Differential Host Antibody Targeting of Male and Female Gastric Parasites

Open Access
Huddart, Sophie Katrina
Area of Honors:
Immunology and Infectious Disease
Bachelor of Science
Document Type:
Thesis Supervisors:
  • Isabella Cattadori, Thesis Supervisor
  • Pamela Hankey, Honors Advisor
  • parasite
  • sex bias
  • fecundity
  • gastric parasites

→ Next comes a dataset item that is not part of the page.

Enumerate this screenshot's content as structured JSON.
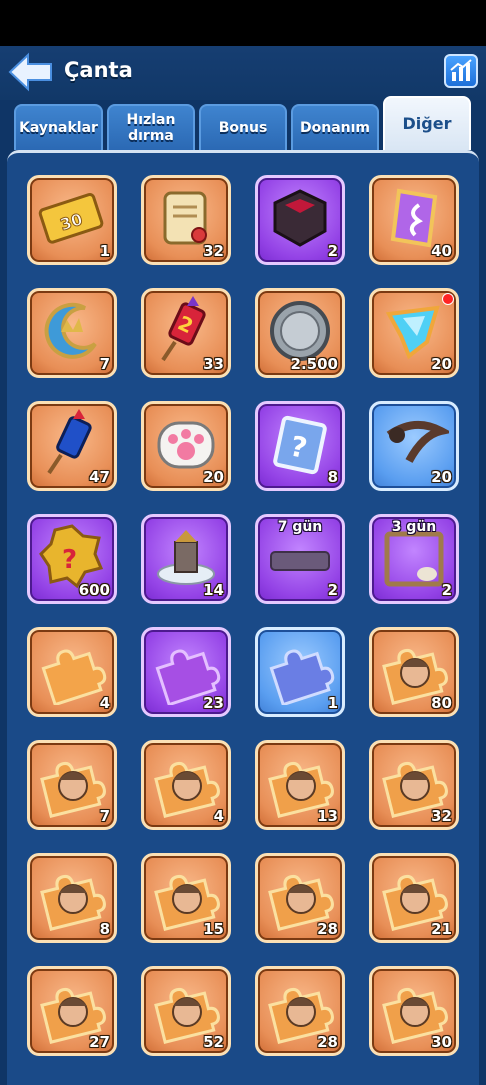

Parasites continue to pose a significant threat to human health around the world. The key to new and improved treatments is to improve our understanding of the interaction between parasite and host. This study examines the immune response of the European rabbit, Oryctolagus cuniculus to the gastric helminth, Graphidium strigosum. Host antibody response intensity to male and female parasite antigens was measured and the relative strengths of these sex-specific responses were compared. It was found that during certain points of the infection, female worms were disproportionately targeted by the host immune response. This targeting of female worms was found to correlate significantly with decreased female worm length and fecundity. These results indicate that the host immune system sees the parasites not as a homogenous population but as two distinct subpopulations of males and females.